Phytochemicals or phytonutrients are chemical compounds that naturally occur in plants, and have protective, disease-preventing properties.
A variety of these beneficial compounds have been identified by researchers in helping the body to maintain peak health and combat disease, and a growing body of research strongly links the importance of diet to health.
Studies are showing that as we move away from the natural, plant-based diet of our ancestors we succumb to "modern" diseases. Evidence of this can be seen in remote societies who still embrace traditional dietary practices. These people have been reported to live extraordinarily long lives that are free of such illnesses as cancer, heart disease and arthritis.
Here are a few ways in which these beneficial compounds protect human health:
Phytonutrients are grouped into classes depending on their protective functions as well as individual physical and chemical characteristics of the molecules. Each class offers a unique kind of protection for the body. But for overall health, all classes of phytonutrients should be consumed, and an easy way to boost phytonutrient intake is to simply eat a mix of naturally colorful foods.
Here are the main classes of phytochemicals and some of their individual health-boosting properties.

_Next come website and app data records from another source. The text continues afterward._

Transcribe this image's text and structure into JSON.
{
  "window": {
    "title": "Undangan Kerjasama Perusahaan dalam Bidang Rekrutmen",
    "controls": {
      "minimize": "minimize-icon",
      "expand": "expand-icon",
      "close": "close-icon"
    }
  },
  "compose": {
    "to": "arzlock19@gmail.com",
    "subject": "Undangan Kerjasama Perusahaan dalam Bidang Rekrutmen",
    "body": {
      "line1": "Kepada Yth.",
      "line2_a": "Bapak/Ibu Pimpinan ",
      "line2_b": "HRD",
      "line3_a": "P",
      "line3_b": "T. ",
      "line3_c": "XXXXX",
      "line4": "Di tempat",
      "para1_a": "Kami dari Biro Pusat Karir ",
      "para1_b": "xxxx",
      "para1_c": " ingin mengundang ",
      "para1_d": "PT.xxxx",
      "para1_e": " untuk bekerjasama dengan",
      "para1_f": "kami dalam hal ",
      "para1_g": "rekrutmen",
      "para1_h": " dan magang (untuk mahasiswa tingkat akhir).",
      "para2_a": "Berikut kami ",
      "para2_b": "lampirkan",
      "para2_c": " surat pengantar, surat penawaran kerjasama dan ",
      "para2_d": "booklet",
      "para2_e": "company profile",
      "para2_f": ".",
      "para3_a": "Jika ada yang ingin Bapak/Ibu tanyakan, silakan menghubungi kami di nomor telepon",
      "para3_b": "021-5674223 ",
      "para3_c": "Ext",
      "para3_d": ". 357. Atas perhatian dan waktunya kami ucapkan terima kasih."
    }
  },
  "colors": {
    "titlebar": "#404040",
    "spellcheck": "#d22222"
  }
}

These phytonutrients form a large class that have been the subject of extensive research as a disease preventive. Phenols protect plants from oxidative damage and perform the same function for humans. Food sources rich in polyphenols include onion, apple, tea, red grapes, grape juice, strawberries, raspberries, blueberries, cranberries, and certain nuts.
Terpenes are one of the largest classes of phytonutrients and are found in green foods, soy products and grains. The most popular terpenes are carotenoids, such as Beta-carotene. Terpenes function as antioxidants, protecting lipids, blood and other body fluids from attack by free radicals, which cause disease.
Other investigations have revealed that phytosterols block the development of tumors in colon, breast and prostate glands.
Found in cruciferous vegetables, glucosinolates are powerful activators of liver detoxification enzymes. They also regulate white blood cells which coordinate the activities of all immune cells. Their actions involve blocking enzymes that promote tumor growth, particularly in the breast, liver, colon, lung, stomach and esophagus. Some examples of foods containing glucosinolates are broccoli, cabbage, garlic and mustard.
This subclass includes phytonutrients that interact with Vitamin C, and the vegetables that contain indoles also contain significant amounts of Vitamin C. Indole binds to carcinogens and activates detoxification enzymes.
Garlic and onions are the most potent members of this class, which also includes leeks, shallots and chives. The allylic sulfides in these plants are released when the plants are cut or smashed. As a group, allylic sulfides appear to possess antimutagenic and anticarcinogenic properties as well as immune and cardiovascular protection. They also appear to stop the growth of tumors, fungi, parasites and cholesterol. Garlic and onions, like their cruciferous relatives, can also activate liver detoxification enzyme systems.
A growing body of research has linked the consumption of fruit and vegetables and other foods that are naturally high in phytochemcials with lowering the risk for chronic diseases including specific cancers and heart disease, and protecting health in general. Therefore an effective way to boost health and reduce the risk of cancer and heart disease is to increase consumption of phytonutrient-rich foods including fruits, vegetables, grains and teas.